+++ Data to process
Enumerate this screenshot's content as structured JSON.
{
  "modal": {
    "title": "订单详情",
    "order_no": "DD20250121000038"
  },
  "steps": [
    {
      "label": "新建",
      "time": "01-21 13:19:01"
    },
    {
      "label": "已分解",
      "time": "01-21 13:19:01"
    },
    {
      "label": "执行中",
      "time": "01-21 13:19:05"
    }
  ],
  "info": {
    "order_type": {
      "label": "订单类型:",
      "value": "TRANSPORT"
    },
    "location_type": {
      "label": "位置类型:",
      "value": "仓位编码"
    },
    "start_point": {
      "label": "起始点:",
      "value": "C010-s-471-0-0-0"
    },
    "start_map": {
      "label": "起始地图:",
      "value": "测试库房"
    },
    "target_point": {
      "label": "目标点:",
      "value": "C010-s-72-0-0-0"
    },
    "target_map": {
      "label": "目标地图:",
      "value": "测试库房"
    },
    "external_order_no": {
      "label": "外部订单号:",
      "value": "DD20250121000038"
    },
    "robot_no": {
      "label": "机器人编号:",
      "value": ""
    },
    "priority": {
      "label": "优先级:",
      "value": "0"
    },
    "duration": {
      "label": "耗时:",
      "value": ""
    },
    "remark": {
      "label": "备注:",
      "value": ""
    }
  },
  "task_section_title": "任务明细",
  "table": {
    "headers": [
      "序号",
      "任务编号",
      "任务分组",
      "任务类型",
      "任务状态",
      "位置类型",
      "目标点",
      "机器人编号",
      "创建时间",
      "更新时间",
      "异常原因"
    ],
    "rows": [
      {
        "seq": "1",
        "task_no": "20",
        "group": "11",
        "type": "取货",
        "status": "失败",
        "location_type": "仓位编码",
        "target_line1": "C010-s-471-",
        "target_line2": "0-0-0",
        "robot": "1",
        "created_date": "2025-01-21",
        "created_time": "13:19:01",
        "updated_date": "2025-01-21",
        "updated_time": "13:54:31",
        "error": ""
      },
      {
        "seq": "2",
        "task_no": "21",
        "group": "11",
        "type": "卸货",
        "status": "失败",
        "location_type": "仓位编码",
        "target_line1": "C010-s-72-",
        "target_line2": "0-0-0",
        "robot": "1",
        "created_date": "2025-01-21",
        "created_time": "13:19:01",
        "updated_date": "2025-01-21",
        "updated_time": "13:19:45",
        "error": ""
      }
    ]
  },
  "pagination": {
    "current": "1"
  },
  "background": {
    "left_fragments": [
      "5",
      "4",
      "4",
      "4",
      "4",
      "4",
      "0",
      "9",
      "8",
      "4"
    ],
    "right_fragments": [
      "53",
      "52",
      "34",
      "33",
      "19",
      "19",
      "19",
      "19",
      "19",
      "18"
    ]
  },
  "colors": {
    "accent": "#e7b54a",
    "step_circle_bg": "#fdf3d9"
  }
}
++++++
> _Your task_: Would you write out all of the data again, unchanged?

> _Exercise answer_:
Enumerate this screenshot's content as structured JSON.
{
  "modal": {
    "title": "订单详情",
    "order_no": "DD20250121000038"
  },
  "steps": [
    {
      "label": "新建",
      "time": "01-21 13:19:01"
    },
    {
      "label": "已分解",
      "time": "01-21 13:19:01"
    },
    {
      "label": "执行中",
      "time": "01-21 13:19:05"
    }
  ],
  "info": {
    "order_type": {
      "label": "订单类型:",
      "value": "TRANSPORT"
    },
    "location_type": {
      "label": "位置类型:",
      "value": "仓位编码"
    },
    "start_point": {
      "label": "起始点:",
      "value": "C010-s-471-0-0-0"
    },
    "start_map": {
      "label": "起始地图:",
      "value": "测试库房"
    },
    "target_point": {
      "label": "目标点:",
      "value": "C010-s-72-0-0-0"
    },
    "target_map": {
      "label": "目标地图:",
      "value": "测试库房"
    },
    "external_order_no": {
      "label": "外部订单号:",
      "value": "DD20250121000038"
    },
    "robot_no": {
      "label": "机器人编号:",
      "value": ""
    },
    "priority": {
      "label": "优先级:",
      "value": "0"
    },
    "duration": {
      "label": "耗时:",
      "value": ""
    },
    "remark": {
      "label": "备注:",
      "value": ""
    }
  },
  "task_section_title": "任务明细",
  "table": {
    "headers": [
      "序号",
      "任务编号",
      "任务分组",
      "任务类型",
      "任务状态",
      "位置类型",
      "目标点",
      "机器人编号",
      "创建时间",
      "更新时间",
      "异常原因"
    ],
    "rows": [
      {
        "seq": "1",
        "task_no": "20",
        "group": "11",
        "type": "取货",
        "status": "失败",
        "location_type": "仓位编码",
        "target_line1": "C010-s-471-",
        "target_line2": "0-0-0",
        "robot": "1",
        "created_date": "2025-01-21",
        "created_time": "13:19:01",
        "updated_date": "2025-01-21",
        "updated_time": "13:54:31",
        "error": ""
      },
      {
        "seq": "2",
        "task_no": "21",
        "group": "11",
        "type": "卸货",
        "status": "失败",
        "location_type": "仓位编码",
        "target_line1": "C010-s-72-",
        "target_line2": "0-0-0",
        "robot": "1",
        "created_date": "2025-01-21",
        "created_time": "13:19:01",
        "updated_date": "2025-01-21",
        "updated_time": "13:19:45",
        "error": ""
      }
    ]
  },
  "pagination": {
    "current": "1"
  },
  "background": {
    "left_fragments": [
      "5",
      "4",
      "4",
      "4",
      "4",
      "4",
      "0",
      "9",
      "8",
      "4"
    ],
    "right_fragments": [
      "53",
      "52",
      "34",
      "33",
      "19",
      "19",
      "19",
      "19",
      "19",
      "18"
    ]
  },
  "colors": {
    "accent": "#e7b54a",
    "step_circle_bg": "#fdf3d9"
  }
}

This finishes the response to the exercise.